(INSTRUCTIONS FOR THE TASK): Nothing but the pictures may be left out. Restate the rest of the entries word for word.

(Dataset rows for apps and sites):
══════════════════════════════

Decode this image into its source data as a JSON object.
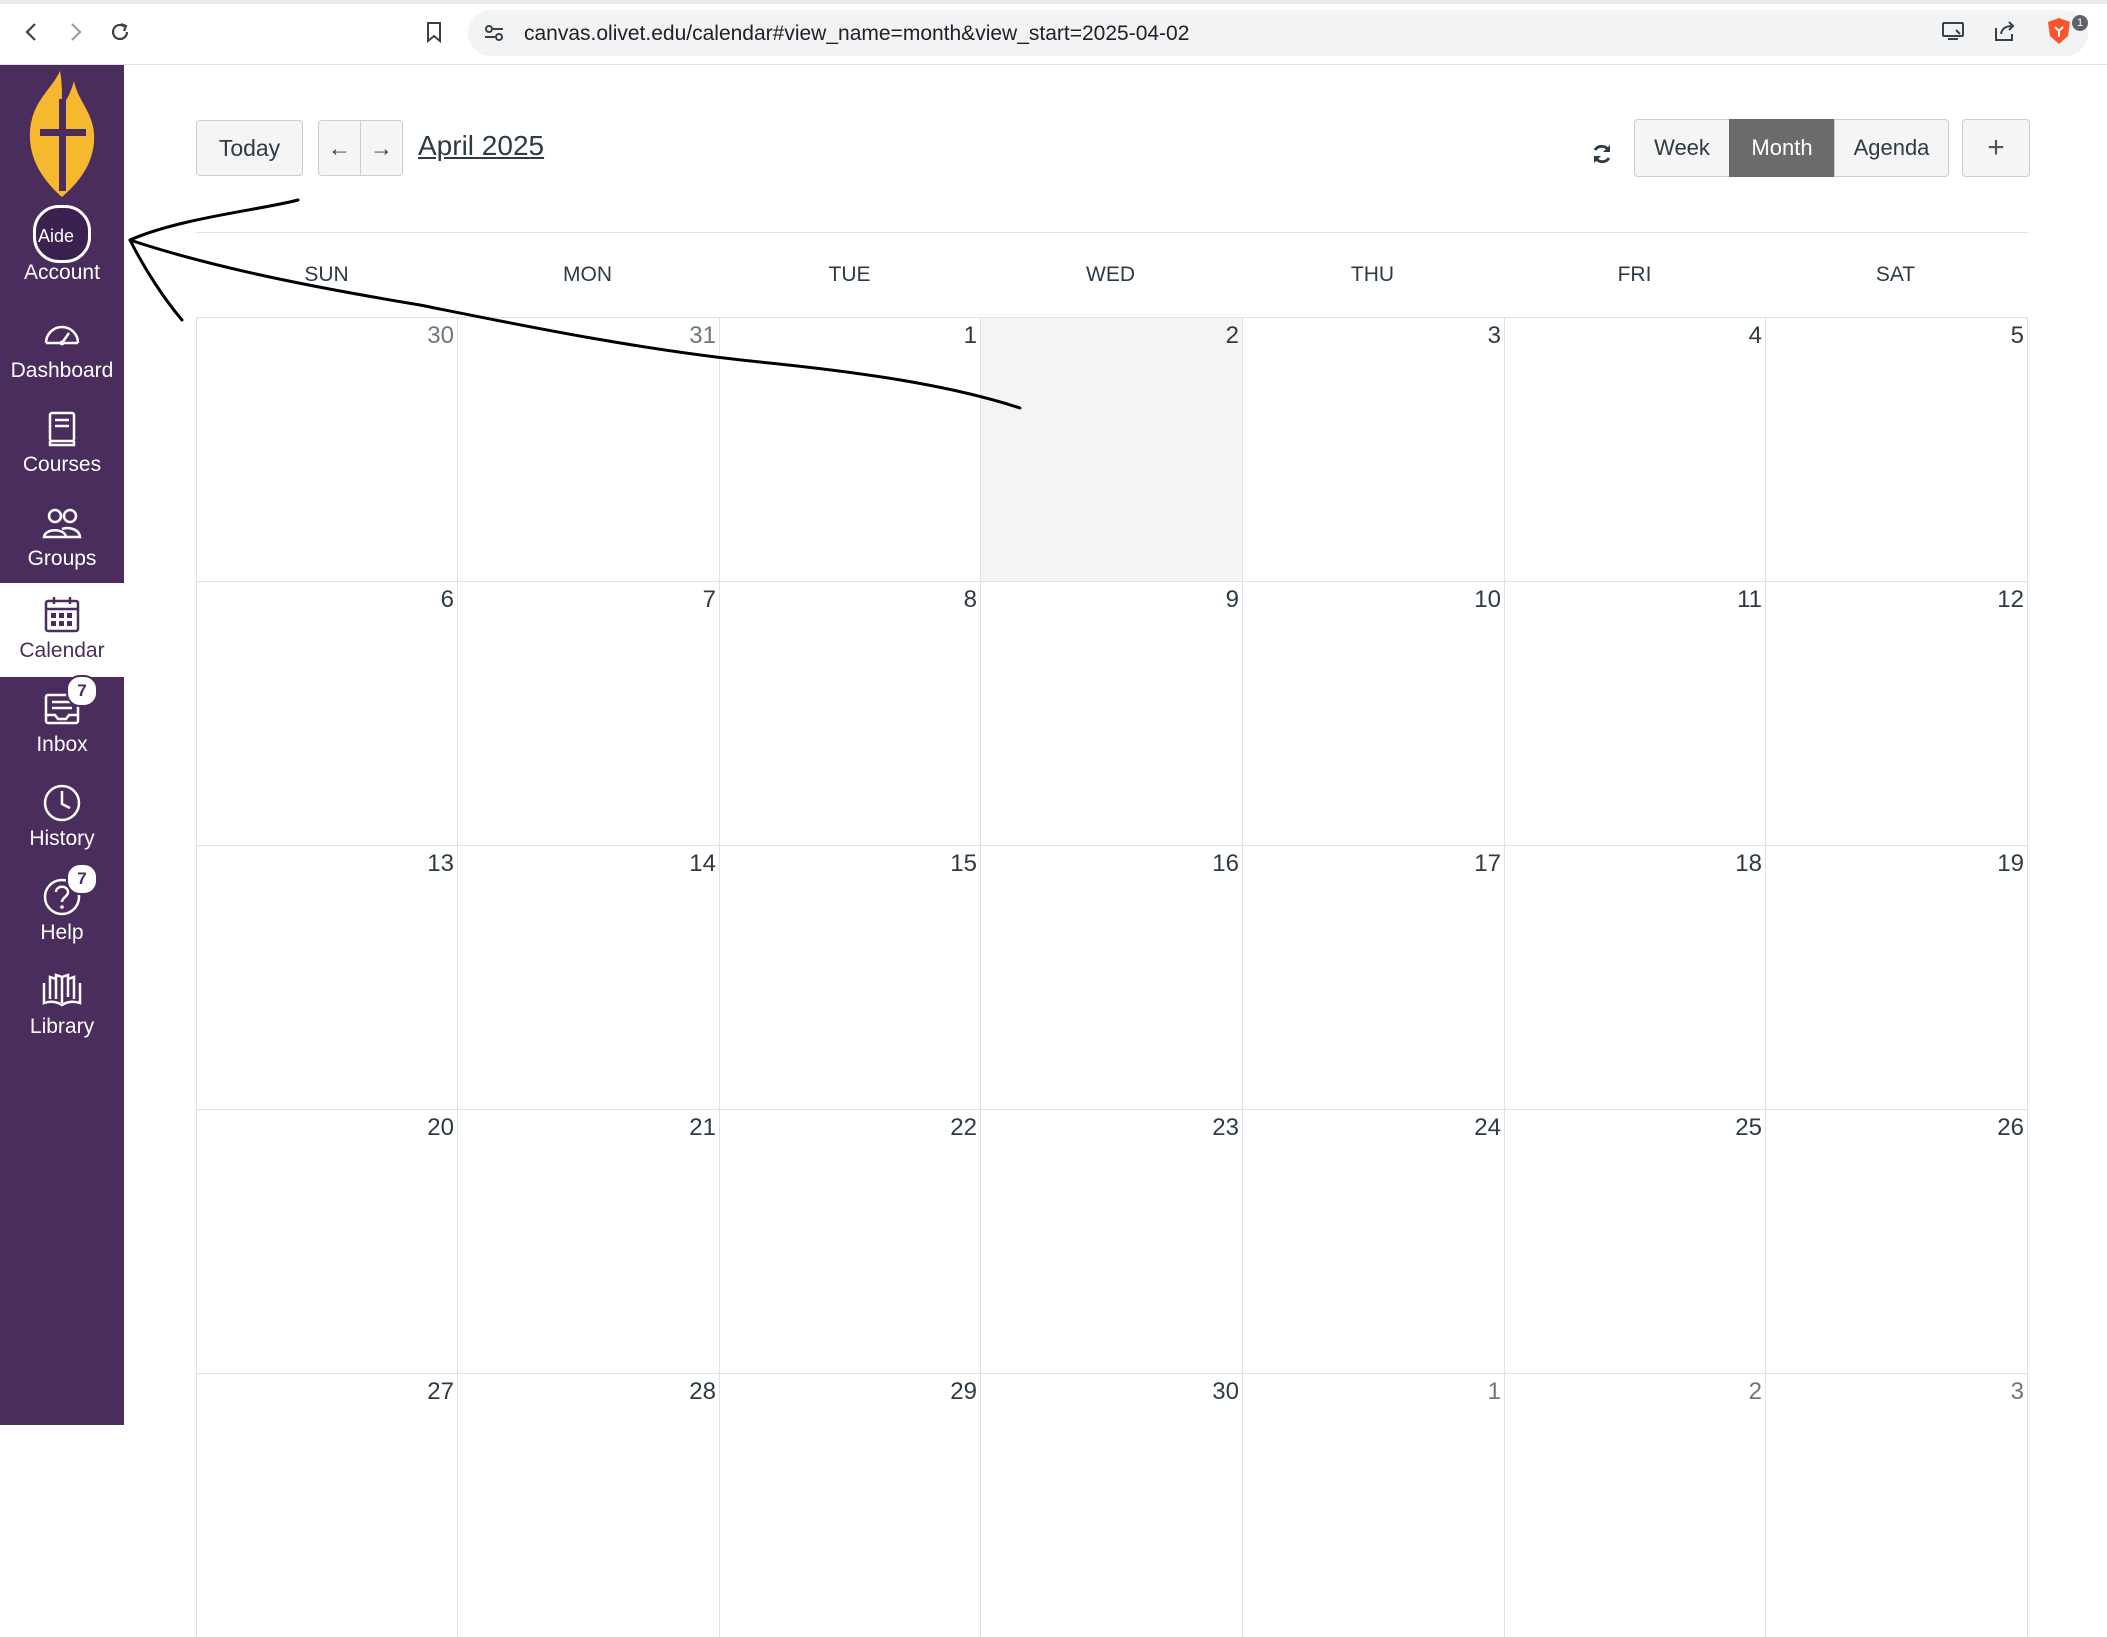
{
  "browser": {
    "url": "canvas.olivet.edu/calendar#view_name=month&view_start=2025-04-02",
    "extension_badge": "1",
    "icons": [
      "back-icon",
      "forward-icon",
      "reload-icon",
      "bookmark-icon",
      "site-settings-icon",
      "cast-icon",
      "share-icon",
      "brave-shield-icon"
    ]
  },
  "globalnav": {
    "accent_color": "#4a2c5d",
    "logo_colors": [
      "#f5b82e",
      "#4a2c5d"
    ],
    "account": {
      "label": "Account",
      "avatar_alt": "Aide"
    },
    "items": [
      {
        "label": "Dashboard",
        "icon": "dashboard-icon"
      },
      {
        "label": "Courses",
        "icon": "courses-icon"
      },
      {
        "label": "Groups",
        "icon": "groups-icon"
      },
      {
        "label": "Calendar",
        "icon": "calendar-icon",
        "active": true
      },
      {
        "label": "Inbox",
        "icon": "inbox-icon",
        "badge": "7"
      },
      {
        "label": "History",
        "icon": "history-icon"
      },
      {
        "label": "Help",
        "icon": "help-icon",
        "badge": "7"
      },
      {
        "label": "Library",
        "icon": "library-icon"
      }
    ]
  },
  "calendar": {
    "today_label": "Today",
    "prev_label": "←",
    "next_label": "→",
    "month_title": "April 2025",
    "refresh_icon": "refresh-icon",
    "views": [
      {
        "label": "Week",
        "active": false
      },
      {
        "label": "Month",
        "active": true
      },
      {
        "label": "Agenda",
        "active": false
      }
    ],
    "add_label": "+",
    "weekdays": [
      "SUN",
      "MON",
      "TUE",
      "WED",
      "THU",
      "FRI",
      "SAT"
    ],
    "weeks": [
      [
        {
          "d": "30",
          "other": true
        },
        {
          "d": "31",
          "other": true
        },
        {
          "d": "1"
        },
        {
          "d": "2",
          "today": true
        },
        {
          "d": "3"
        },
        {
          "d": "4"
        },
        {
          "d": "5"
        }
      ],
      [
        {
          "d": "6"
        },
        {
          "d": "7"
        },
        {
          "d": "8"
        },
        {
          "d": "9"
        },
        {
          "d": "10"
        },
        {
          "d": "11"
        },
        {
          "d": "12"
        }
      ],
      [
        {
          "d": "13"
        },
        {
          "d": "14"
        },
        {
          "d": "15"
        },
        {
          "d": "16"
        },
        {
          "d": "17"
        },
        {
          "d": "18"
        },
        {
          "d": "19"
        }
      ],
      [
        {
          "d": "20"
        },
        {
          "d": "21"
        },
        {
          "d": "22"
        },
        {
          "d": "23"
        },
        {
          "d": "24"
        },
        {
          "d": "25"
        },
        {
          "d": "26"
        }
      ],
      [
        {
          "d": "27"
        },
        {
          "d": "28"
        },
        {
          "d": "29"
        },
        {
          "d": "30"
        },
        {
          "d": "1",
          "other": true
        },
        {
          "d": "2",
          "other": true
        },
        {
          "d": "3",
          "other": true
        }
      ]
    ]
  },
  "annotation": {
    "type": "hand-drawn arrow",
    "points_to": "Account",
    "color": "#000000"
  }
}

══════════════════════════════

(YOUR SOLUTION):
Decode this image into its source data as a JSON object.
{
  "browser": {
    "url": "canvas.olivet.edu/calendar#view_name=month&view_start=2025-04-02",
    "extension_badge": "1",
    "icons": [
      "back-icon",
      "forward-icon",
      "reload-icon",
      "bookmark-icon",
      "site-settings-icon",
      "cast-icon",
      "share-icon",
      "brave-shield-icon"
    ]
  },
  "globalnav": {
    "accent_color": "#4a2c5d",
    "logo_colors": [
      "#f5b82e",
      "#4a2c5d"
    ],
    "account": {
      "label": "Account",
      "avatar_alt": "Aide"
    },
    "items": [
      {
        "label": "Dashboard",
        "icon": "dashboard-icon"
      },
      {
        "label": "Courses",
        "icon": "courses-icon"
      },
      {
        "label": "Groups",
        "icon": "groups-icon"
      },
      {
        "label": "Calendar",
        "icon": "calendar-icon",
        "active": true
      },
      {
        "label": "Inbox",
        "icon": "inbox-icon",
        "badge": "7"
      },
      {
        "label": "History",
        "icon": "history-icon"
      },
      {
        "label": "Help",
        "icon": "help-icon",
        "badge": "7"
      },
      {
        "label": "Library",
        "icon": "library-icon"
      }
    ]
  },
  "calendar": {
    "today_label": "Today",
    "prev_label": "←",
    "next_label": "→",
    "month_title": "April 2025",
    "refresh_icon": "refresh-icon",
    "views": [
      {
        "label": "Week",
        "active": false
      },
      {
        "label": "Month",
        "active": true
      },
      {
        "label": "Agenda",
        "active": false
      }
    ],
    "add_label": "+",
    "weekdays": [
      "SUN",
      "MON",
      "TUE",
      "WED",
      "THU",
      "FRI",
      "SAT"
    ],
    "weeks": [
      [
        {
          "d": "30",
          "other": true
        },
        {
          "d": "31",
          "other": true
        },
        {
          "d": "1"
        },
        {
          "d": "2",
          "today": true
        },
        {
          "d": "3"
        },
        {
          "d": "4"
        },
        {
          "d": "5"
        }
      ],
      [
        {
          "d": "6"
        },
        {
          "d": "7"
        },
        {
          "d": "8"
        },
        {
          "d": "9"
        },
        {
          "d": "10"
        },
        {
          "d": "11"
        },
        {
          "d": "12"
        }
      ],
      [
        {
          "d": "13"
        },
        {
          "d": "14"
        },
        {
          "d": "15"
        },
        {
          "d": "16"
        },
        {
          "d": "17"
        },
        {
          "d": "18"
        },
        {
          "d": "19"
        }
      ],
      [
        {
          "d": "20"
        },
        {
          "d": "21"
        },
        {
          "d": "22"
        },
        {
          "d": "23"
        },
        {
          "d": "24"
        },
        {
          "d": "25"
        },
        {
          "d": "26"
        }
      ],
      [
        {
          "d": "27"
        },
        {
          "d": "28"
        },
        {
          "d": "29"
        },
        {
          "d": "30"
        },
        {
          "d": "1",
          "other": true
        },
        {
          "d": "2",
          "other": true
        },
        {
          "d": "3",
          "other": true
        }
      ]
    ]
  },
  "annotation": {
    "type": "hand-drawn arrow",
    "points_to": "Account",
    "color": "#000000"
  }
}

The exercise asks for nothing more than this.